Castlevania Aria of Sorrow
Image: Konami

Are you sitting down? Good. Well, let it be known that Konami's GBA classic Castlevania: Aria of Sorrow is now 20 years old.

Released in North America on May 6th 2003, the game would arrive in its native Japan two days later and in Europe the day after that. The third Castlevania game to release on the GBA, Aria of Sorrow is widely regarded by fans as one of the best instalments in the entire series and comes very, very close to matching the brilliance of 1997's Symphony of the Night, considered by some to be the zenith of the Castlevania bloodline.

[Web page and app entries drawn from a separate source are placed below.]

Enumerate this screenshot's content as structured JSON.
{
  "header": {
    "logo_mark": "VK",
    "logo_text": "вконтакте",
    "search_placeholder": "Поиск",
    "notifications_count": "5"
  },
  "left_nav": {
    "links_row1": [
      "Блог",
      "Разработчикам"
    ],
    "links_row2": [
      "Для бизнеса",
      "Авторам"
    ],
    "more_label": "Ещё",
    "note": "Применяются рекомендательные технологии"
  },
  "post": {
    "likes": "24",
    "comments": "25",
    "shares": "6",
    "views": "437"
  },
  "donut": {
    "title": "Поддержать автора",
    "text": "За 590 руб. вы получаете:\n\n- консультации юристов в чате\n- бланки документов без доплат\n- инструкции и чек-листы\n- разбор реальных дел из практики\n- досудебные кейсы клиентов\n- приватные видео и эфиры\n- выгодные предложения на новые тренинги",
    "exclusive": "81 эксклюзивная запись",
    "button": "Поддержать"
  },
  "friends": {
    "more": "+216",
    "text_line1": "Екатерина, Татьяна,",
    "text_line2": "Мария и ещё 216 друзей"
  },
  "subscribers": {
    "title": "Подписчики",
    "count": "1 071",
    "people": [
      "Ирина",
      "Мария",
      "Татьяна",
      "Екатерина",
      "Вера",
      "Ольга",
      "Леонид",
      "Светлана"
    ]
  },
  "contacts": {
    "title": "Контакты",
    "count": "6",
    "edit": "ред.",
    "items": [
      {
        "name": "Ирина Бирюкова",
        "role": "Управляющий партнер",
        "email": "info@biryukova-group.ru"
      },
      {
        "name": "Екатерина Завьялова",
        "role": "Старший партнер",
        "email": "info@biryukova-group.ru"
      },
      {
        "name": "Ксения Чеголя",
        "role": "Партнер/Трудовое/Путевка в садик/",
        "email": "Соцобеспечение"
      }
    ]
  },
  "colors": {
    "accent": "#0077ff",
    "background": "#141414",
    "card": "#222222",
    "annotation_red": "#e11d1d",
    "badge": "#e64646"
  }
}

Set in 2035 – which was quite a leap forward in time for the franchise – the game places you in the boots of the young Soma Cruz, who finds strange powers awakening within himself. Aria of Sorrow follows the typical Metroidvania template laid down by SotN, giving the player a vast, non-linear castle to explore and items to collect, but also introduces the Tactical Soul system, by which Cruz can gain special powers by acquiring souls from fallen foes. These are divided into four categories: Bullet, Guardian, Enchant, and Ability.

Aria of Sorrow is highly desirable in its original form and regularly changes hands for large sums on the second-hand market. Still, you can obtain it cheaply (alongside Castlevania: Circle of the Moon, Castlevania: Harmony of Dissonance and Castlevania: Dracula X) on 2021's Castlevania Advance Collection, which is available on Nintendo Switch, PS4, Xbox One, and Windows.

In 2005, Aria of Sorrow got a direct sequel in the shape of Dawn of Sorrow on the Nintendo DS.